Auto Expense: If the contractor does not keep a mileage log it is likely DCAA will question the cost on lack of business purpose grounds. Need to document business mileage to win on this one. (FAR 31.205-46 and FAR 31.205-6).

Of course the government can make a case for unallowable cost for any cost that it perceives to be unreasonable. Burden of proof for reasonableness rests with the contractor (FAR 31.201-3).

This document is not intended as a complete discussion on the subject. The subject of unallowable costs is a large and complex one. The intent of this document is to identify those costs that a small business contractor is likely to incur and to point out the DCAA cost challenges a small business contractor is likely to encounter.

Which Contractors Must Have an Adequate Government Contract Accounting System

An adequate or approved accounting system is not required for all government contractors.

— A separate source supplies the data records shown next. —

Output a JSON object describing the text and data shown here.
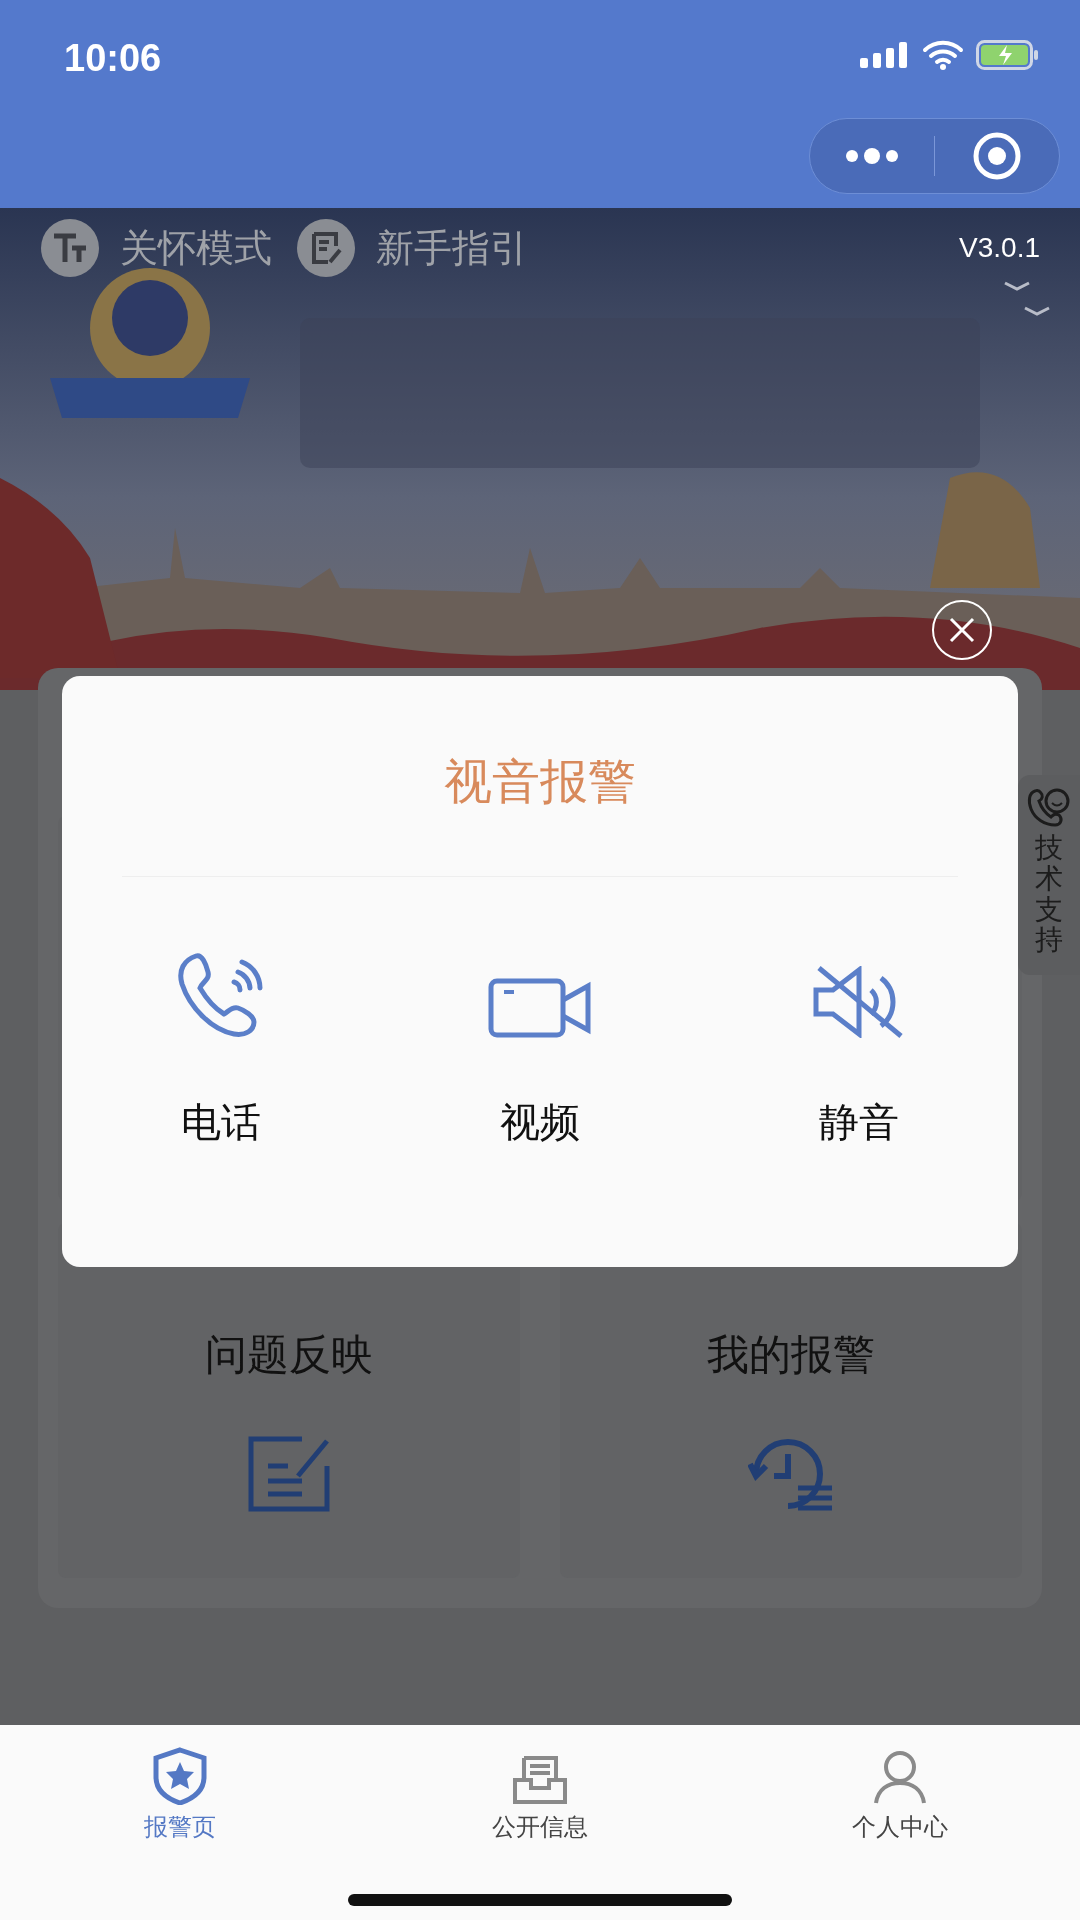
{
  "status_bar": {
    "time": "10:06"
  },
  "banner": {
    "links": [
      {
        "label": "关怀模式",
        "kind": "text-size"
      },
      {
        "label": "新手指引",
        "kind": "guide"
      }
    ],
    "version": "V3.0.1"
  },
  "cards": [
    {
      "label": "问题反映",
      "kind": "edit"
    },
    {
      "label": "我的报警",
      "kind": "history"
    }
  ],
  "side_tab": {
    "label": "技术支持"
  },
  "dialog": {
    "title": "视音报警",
    "options": [
      {
        "label": "电话",
        "kind": "phone"
      },
      {
        "label": "视频",
        "kind": "video"
      },
      {
        "label": "静音",
        "kind": "mute"
      }
    ]
  },
  "tab_bar": [
    {
      "label": "报警页",
      "selected": true,
      "kind": "shield"
    },
    {
      "label": "公开信息",
      "selected": false,
      "kind": "inbox"
    },
    {
      "label": "个人中心",
      "selected": false,
      "kind": "person"
    }
  ]
}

Although it is a good idea to maintain an accounting system that properly charges costs to contracts by cost element, an adequate government contract accounting system is only required for contractors that perform cost type contracts (see FAR Subpart 16 on cost type contracts). Contracting officers are only supposed to award cost type contracts to contractors that maintain an adequate accounting system. Adequate accounting systems are validated by DCAA through their accounting system audits. These audits are typically requested by the contracting office when there is a government need. Contractors that perform fixed priced contracts are not subject to this requirement. Contractors that base fixed priced contracts on pricing subject to cost or pricing data requirements (FAR 15.4) are required to provide adequate cost or pricing data. This usually involves the ability to properly pool indirect costs, segregate direct costs from indirect costs and exclude unallowable costs. This is necessary to calculate indirect cost rates for cost proposals. Competitive fixed priced contracts based on adequate price competition and other contracts exempt from cost or pricing data such as commercial items contracts are exempt from cost or pricing data requirements. In these two cases an adequate accounting system is not normally required.

Edward D. Moore




dcaaConsulting is a professional consulting company specializing in Defense Contract Audit Agency audits and related matters, government contract proposals and pricing, the Federal Acquisition Regulation and the Cost Accounting Standards.